Pictures do not belong in the copy, so please give every entry below again exactly.

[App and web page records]
○ ○ ○ ○ ○

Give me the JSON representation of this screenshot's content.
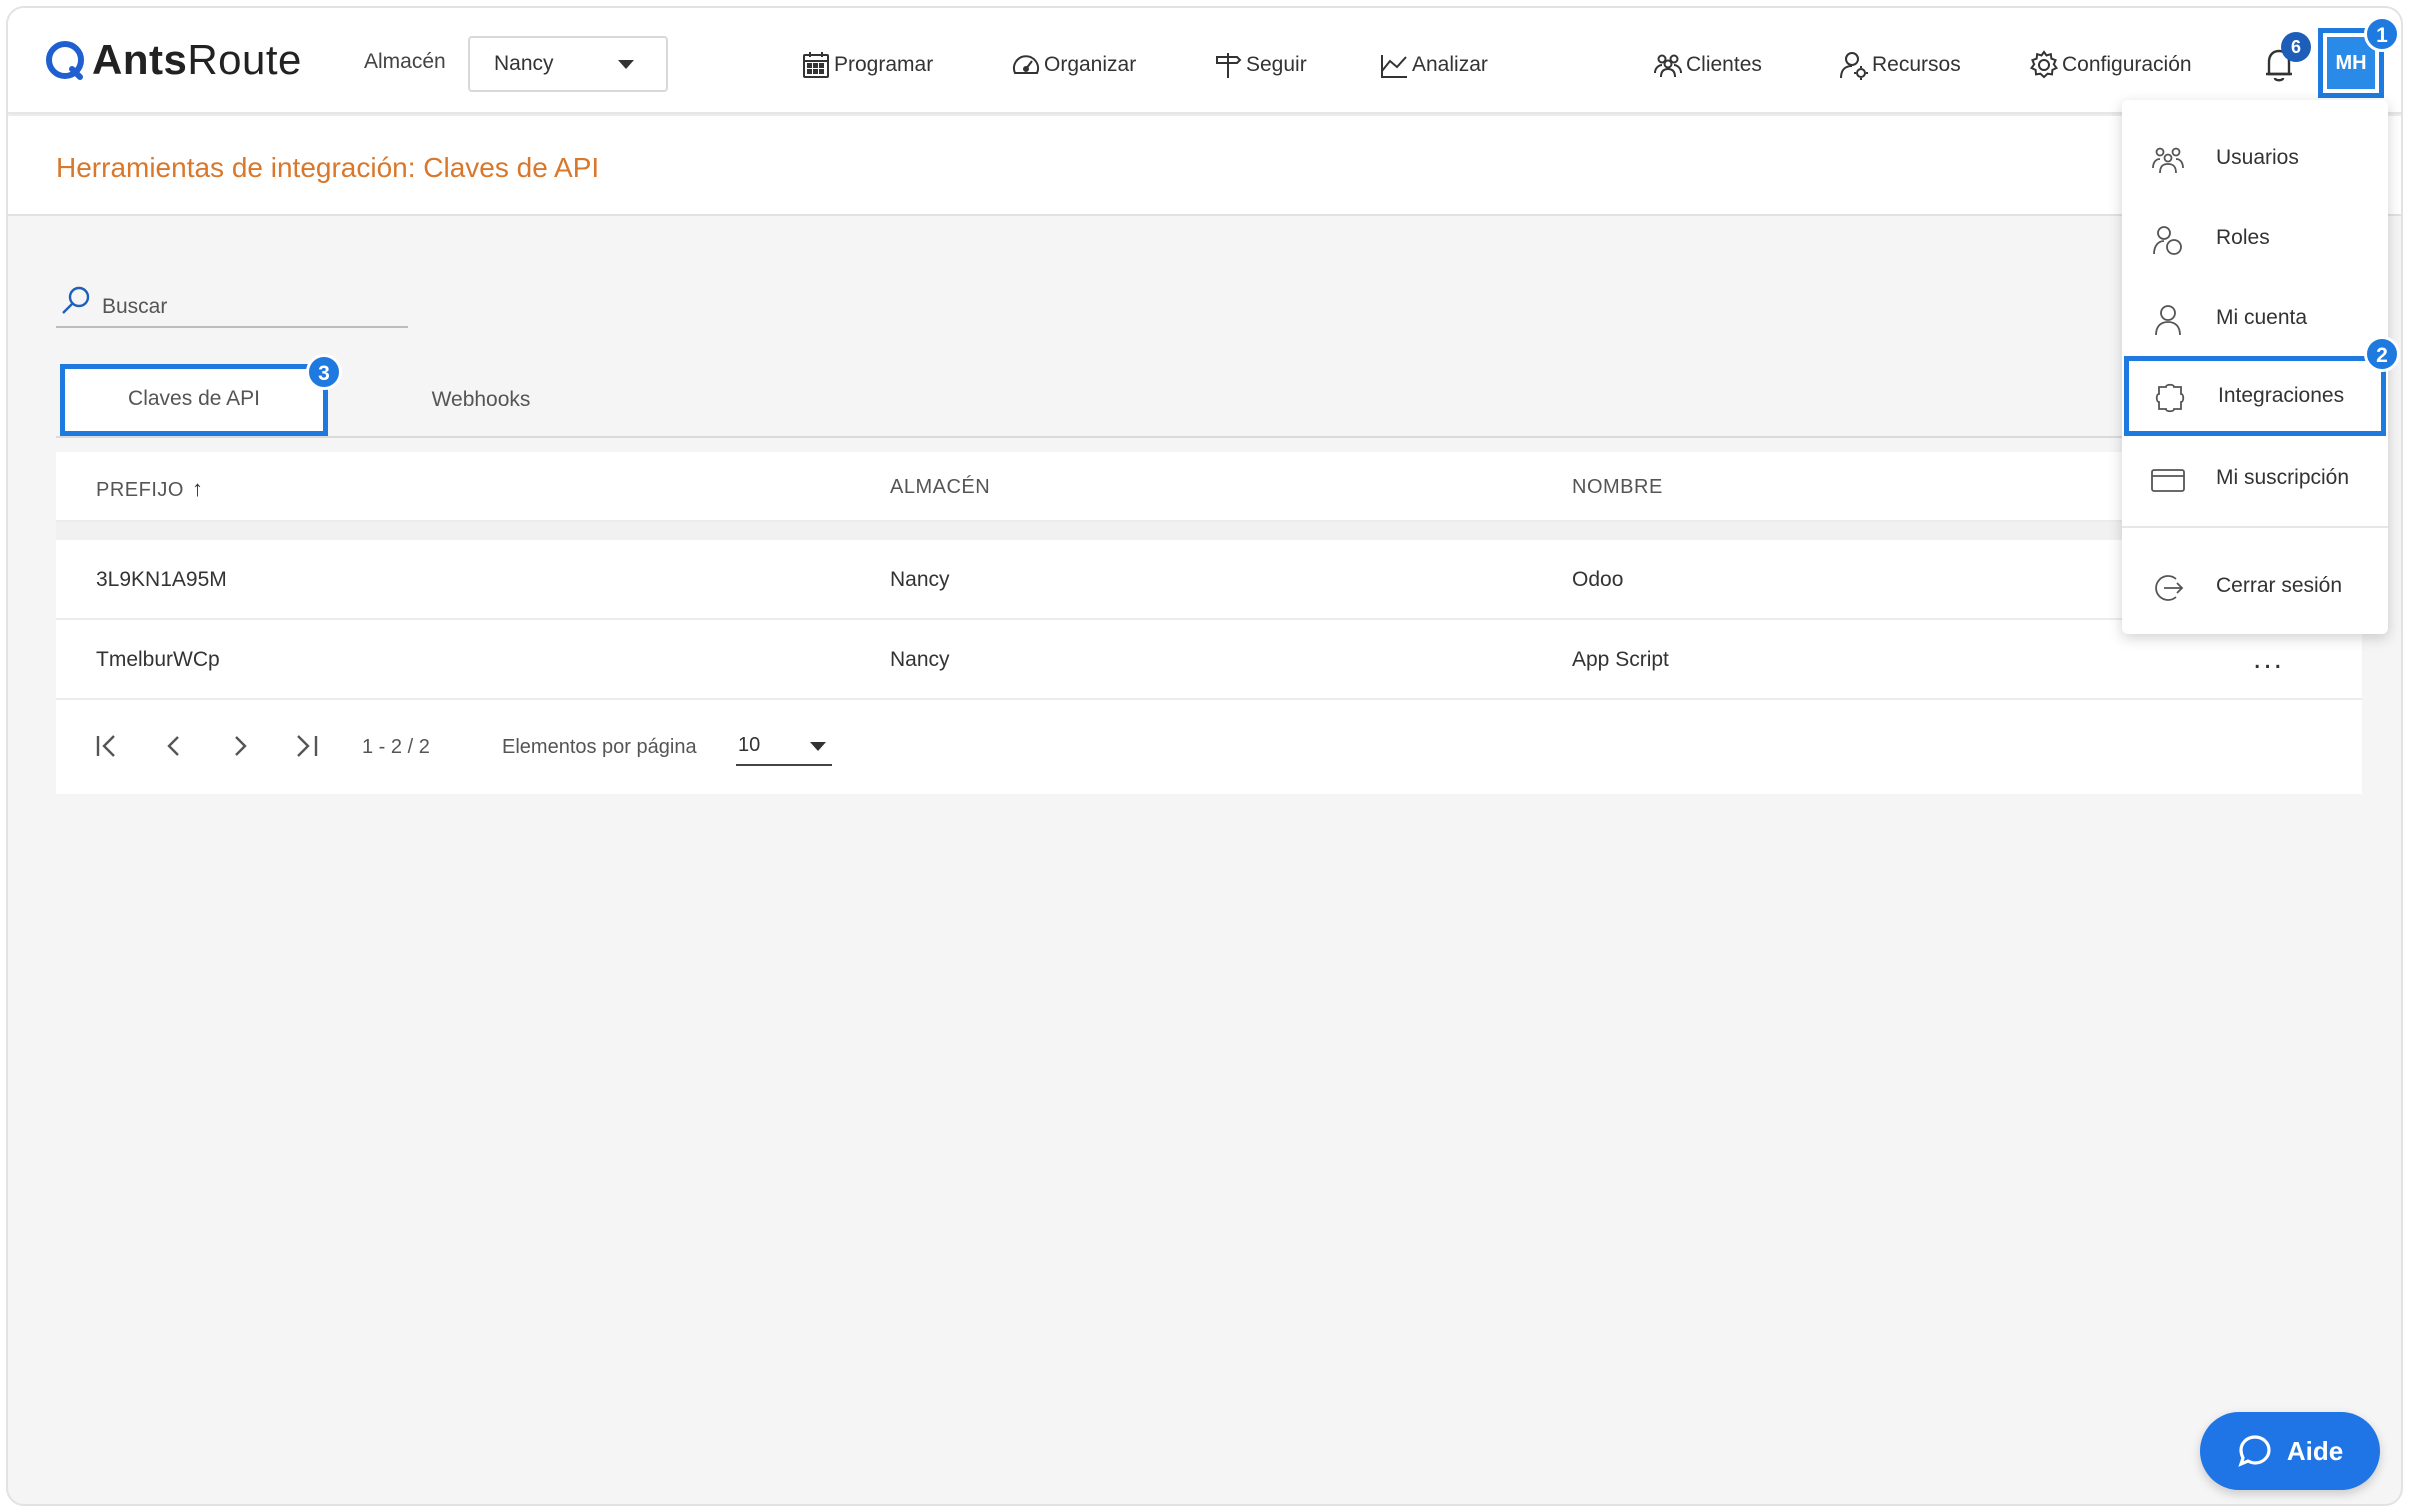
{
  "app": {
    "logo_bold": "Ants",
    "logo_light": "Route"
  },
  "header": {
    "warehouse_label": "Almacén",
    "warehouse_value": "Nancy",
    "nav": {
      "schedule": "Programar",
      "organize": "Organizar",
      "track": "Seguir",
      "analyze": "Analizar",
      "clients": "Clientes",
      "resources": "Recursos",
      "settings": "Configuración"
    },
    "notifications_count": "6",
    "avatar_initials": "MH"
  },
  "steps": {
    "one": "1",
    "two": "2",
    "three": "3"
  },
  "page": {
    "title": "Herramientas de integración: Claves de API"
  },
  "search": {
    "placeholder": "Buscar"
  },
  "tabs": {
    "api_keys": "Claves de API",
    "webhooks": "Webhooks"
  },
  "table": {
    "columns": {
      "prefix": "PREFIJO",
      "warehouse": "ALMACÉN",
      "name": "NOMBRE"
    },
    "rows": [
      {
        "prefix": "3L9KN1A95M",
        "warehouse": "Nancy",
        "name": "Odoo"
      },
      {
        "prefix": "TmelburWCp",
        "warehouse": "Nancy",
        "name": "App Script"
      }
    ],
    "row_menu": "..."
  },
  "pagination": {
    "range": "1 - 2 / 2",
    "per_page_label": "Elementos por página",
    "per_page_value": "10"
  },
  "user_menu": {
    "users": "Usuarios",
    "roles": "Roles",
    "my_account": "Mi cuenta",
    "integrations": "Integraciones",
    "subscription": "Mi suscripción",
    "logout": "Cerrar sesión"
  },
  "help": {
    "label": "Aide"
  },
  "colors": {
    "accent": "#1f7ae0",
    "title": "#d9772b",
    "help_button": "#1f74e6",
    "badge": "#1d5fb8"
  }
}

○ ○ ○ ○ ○

### Solved exercise
Give me the JSON representation of this screenshot's content.
{
  "app": {
    "logo_bold": "Ants",
    "logo_light": "Route"
  },
  "header": {
    "warehouse_label": "Almacén",
    "warehouse_value": "Nancy",
    "nav": {
      "schedule": "Programar",
      "organize": "Organizar",
      "track": "Seguir",
      "analyze": "Analizar",
      "clients": "Clientes",
      "resources": "Recursos",
      "settings": "Configuración"
    },
    "notifications_count": "6",
    "avatar_initials": "MH"
  },
  "steps": {
    "one": "1",
    "two": "2",
    "three": "3"
  },
  "page": {
    "title": "Herramientas de integración: Claves de API"
  },
  "search": {
    "placeholder": "Buscar"
  },
  "tabs": {
    "api_keys": "Claves de API",
    "webhooks": "Webhooks"
  },
  "table": {
    "columns": {
      "prefix": "PREFIJO",
      "warehouse": "ALMACÉN",
      "name": "NOMBRE"
    },
    "rows": [
      {
        "prefix": "3L9KN1A95M",
        "warehouse": "Nancy",
        "name": "Odoo"
      },
      {
        "prefix": "TmelburWCp",
        "warehouse": "Nancy",
        "name": "App Script"
      }
    ],
    "row_menu": "..."
  },
  "pagination": {
    "range": "1 - 2 / 2",
    "per_page_label": "Elementos por página",
    "per_page_value": "10"
  },
  "user_menu": {
    "users": "Usuarios",
    "roles": "Roles",
    "my_account": "Mi cuenta",
    "integrations": "Integraciones",
    "subscription": "Mi suscripción",
    "logout": "Cerrar sesión"
  },
  "help": {
    "label": "Aide"
  },
  "colors": {
    "accent": "#1f7ae0",
    "title": "#d9772b",
    "help_button": "#1f74e6",
    "badge": "#1d5fb8"
  }
}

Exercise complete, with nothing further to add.